I speak with physicians about “meaningful use” all the time. So many are very confused about the rules, the incentives, the penalties, and even the definitions. Most physicians are not trained to think about these types of things. Also, many physicians don’t have enough background in EHRs so they’re struggling to understand how much work is going to be required to get them to meaningful use.
Let’s start with the simple word “attestation.” What does this word really mean? The dictionary may define this word as, “to affirm to be correct, true, or genuine.” Or, ” to certify by signature or oath.”
Attestation for the Medicare Electronic Health Record (EHR) Incentive Program opened April 18th, 2011. Do physicians understand the attestation process? This seems to be a significant area of confusion among many physicians.
Physicians need to attest that they are using EHRs and achieving “meaningful use.” Is it that simple, or do they need to provide a lot of documentation to essentially prove that they are meeting meaningful use criteria?
CMS indicates: “A complete EHR system will provide a report of the numerators, denominators and other information. Then you will need to enter that data into our online Attestation System.” This is where many physicians are getting confused. They may be using a certified EHR system, but they don’t know how their system provides this report.
Physicians are trained to document things in great detail so that they can effectively defend themselves if they find themselves in a lawsuit. They’re comfortable with that process and they’ve mastered the art of documenting each clinical encounter, each procedure, each visit, etc. Now, they feel they need to add a level of documentation that shows that they’re using EHRs in a meaningful way.

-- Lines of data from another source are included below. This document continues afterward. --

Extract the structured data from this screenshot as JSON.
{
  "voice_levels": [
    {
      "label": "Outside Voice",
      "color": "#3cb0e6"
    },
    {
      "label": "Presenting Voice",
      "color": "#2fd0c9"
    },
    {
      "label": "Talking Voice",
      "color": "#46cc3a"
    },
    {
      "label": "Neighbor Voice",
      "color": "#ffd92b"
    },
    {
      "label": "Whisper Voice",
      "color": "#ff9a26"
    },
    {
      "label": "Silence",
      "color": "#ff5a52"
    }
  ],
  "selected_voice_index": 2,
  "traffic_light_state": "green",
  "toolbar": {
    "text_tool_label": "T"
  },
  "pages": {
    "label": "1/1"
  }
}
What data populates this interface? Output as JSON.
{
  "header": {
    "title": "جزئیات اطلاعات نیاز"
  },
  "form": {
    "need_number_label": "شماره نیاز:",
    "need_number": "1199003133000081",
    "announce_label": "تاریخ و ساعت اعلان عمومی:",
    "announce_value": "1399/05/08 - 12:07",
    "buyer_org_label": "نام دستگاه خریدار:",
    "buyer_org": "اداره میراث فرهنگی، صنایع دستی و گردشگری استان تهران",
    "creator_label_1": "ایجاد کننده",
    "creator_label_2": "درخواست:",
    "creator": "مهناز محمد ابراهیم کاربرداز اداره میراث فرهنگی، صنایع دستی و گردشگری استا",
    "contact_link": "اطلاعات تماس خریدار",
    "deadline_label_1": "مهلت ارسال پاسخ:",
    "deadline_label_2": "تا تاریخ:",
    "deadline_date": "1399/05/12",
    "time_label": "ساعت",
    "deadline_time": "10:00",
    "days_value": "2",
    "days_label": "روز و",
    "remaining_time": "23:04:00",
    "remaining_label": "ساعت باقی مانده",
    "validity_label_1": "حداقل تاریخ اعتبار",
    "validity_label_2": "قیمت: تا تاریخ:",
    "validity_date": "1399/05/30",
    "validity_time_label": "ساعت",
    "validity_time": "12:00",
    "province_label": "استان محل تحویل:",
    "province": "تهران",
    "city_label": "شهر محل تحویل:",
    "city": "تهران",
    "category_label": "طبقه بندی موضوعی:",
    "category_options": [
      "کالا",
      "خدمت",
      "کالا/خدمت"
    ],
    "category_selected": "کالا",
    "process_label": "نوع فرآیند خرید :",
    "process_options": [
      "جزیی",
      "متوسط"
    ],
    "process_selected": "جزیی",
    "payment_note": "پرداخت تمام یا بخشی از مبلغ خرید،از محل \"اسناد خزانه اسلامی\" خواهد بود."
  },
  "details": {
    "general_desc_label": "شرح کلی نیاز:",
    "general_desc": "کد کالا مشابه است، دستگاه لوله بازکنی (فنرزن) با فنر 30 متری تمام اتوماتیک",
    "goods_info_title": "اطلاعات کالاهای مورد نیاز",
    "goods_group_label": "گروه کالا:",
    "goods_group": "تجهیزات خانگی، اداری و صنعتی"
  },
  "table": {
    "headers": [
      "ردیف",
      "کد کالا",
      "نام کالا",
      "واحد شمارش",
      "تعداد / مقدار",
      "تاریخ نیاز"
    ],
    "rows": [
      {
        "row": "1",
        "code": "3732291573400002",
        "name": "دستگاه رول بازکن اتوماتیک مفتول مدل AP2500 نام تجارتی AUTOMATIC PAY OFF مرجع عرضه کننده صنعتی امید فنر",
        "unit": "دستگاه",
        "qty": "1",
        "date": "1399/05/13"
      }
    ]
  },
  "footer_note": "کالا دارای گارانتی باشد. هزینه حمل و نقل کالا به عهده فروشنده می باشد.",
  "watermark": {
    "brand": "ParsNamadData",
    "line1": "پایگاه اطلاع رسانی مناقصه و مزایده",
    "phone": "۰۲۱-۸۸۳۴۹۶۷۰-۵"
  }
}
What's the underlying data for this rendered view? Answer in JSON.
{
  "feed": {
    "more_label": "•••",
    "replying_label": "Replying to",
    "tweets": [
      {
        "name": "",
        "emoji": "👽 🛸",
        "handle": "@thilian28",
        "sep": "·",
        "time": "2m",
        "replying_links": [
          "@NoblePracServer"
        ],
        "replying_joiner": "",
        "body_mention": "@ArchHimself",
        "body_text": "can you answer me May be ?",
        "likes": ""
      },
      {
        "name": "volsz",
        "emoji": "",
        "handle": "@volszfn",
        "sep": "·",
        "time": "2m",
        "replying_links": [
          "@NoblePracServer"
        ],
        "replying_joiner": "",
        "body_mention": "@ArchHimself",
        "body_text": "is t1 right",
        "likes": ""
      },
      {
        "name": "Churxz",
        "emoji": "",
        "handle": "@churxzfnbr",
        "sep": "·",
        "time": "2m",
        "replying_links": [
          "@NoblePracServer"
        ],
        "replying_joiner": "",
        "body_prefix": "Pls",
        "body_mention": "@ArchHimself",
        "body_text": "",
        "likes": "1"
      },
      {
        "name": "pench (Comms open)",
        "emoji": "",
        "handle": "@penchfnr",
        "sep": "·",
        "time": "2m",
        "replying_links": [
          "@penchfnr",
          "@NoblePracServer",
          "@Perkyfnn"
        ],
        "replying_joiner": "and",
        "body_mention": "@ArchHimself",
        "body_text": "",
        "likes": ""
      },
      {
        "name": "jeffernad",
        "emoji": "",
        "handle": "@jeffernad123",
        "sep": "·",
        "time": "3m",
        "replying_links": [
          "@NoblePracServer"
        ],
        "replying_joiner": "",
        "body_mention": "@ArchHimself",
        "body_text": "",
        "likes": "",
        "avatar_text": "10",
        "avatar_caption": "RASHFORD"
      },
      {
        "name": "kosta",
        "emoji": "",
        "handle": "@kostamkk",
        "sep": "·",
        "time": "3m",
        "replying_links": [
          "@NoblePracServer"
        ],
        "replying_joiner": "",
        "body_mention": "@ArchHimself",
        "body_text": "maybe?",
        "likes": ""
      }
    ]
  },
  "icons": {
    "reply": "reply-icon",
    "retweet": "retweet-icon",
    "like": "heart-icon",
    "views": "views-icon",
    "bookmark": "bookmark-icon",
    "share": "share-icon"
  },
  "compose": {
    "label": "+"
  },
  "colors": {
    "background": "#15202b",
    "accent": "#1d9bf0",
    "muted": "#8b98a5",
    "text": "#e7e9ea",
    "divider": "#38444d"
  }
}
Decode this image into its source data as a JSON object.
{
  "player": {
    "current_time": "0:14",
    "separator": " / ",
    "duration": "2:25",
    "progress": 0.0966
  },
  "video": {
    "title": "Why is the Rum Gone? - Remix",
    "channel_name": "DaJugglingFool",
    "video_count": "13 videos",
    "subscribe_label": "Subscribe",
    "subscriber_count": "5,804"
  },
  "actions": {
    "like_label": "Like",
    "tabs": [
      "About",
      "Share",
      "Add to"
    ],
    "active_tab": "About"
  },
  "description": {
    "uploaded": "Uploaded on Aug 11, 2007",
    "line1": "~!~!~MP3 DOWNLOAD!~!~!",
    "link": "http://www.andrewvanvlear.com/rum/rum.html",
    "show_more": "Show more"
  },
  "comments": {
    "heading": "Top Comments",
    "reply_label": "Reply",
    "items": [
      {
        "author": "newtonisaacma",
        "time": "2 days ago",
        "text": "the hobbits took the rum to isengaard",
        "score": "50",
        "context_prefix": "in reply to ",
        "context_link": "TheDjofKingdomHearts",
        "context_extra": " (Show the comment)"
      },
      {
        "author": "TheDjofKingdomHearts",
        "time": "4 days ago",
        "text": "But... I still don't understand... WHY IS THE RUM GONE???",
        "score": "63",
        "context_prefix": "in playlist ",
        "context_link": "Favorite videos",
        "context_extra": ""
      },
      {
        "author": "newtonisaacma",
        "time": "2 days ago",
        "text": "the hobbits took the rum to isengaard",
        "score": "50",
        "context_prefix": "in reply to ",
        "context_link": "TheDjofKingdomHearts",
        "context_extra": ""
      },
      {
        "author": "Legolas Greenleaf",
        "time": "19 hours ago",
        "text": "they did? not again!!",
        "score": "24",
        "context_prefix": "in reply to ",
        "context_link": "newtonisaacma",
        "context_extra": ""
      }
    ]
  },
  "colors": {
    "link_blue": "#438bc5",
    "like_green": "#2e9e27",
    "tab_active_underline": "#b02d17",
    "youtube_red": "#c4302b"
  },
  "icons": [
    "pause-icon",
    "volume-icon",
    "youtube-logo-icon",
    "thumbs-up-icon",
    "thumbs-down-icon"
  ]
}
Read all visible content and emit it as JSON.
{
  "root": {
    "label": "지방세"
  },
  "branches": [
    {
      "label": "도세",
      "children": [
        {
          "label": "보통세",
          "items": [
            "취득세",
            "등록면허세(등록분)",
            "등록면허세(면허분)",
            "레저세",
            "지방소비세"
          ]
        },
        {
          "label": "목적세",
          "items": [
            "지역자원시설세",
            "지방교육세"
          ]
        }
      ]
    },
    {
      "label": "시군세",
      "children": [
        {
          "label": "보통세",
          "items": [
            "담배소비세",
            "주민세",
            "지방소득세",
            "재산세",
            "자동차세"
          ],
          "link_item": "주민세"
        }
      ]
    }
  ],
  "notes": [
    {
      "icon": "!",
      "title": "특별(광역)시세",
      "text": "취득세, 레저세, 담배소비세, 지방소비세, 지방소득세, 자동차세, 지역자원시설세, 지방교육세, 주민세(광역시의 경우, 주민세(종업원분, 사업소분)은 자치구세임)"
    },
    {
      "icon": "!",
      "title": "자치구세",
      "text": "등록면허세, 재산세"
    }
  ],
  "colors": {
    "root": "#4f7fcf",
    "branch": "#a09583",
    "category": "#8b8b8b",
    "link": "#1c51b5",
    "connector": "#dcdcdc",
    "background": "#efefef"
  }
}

I hope that 2012 brings more clarity around “meaningful use” and encourages more physicians to go after the financial incentives that the government has set aside for clinicians who treat Medicare or Medicaid patients. I also hope that these incentives are enough to motivate physicians to use EHRs routinely on all patients, not just those who are tied to these financial incentives.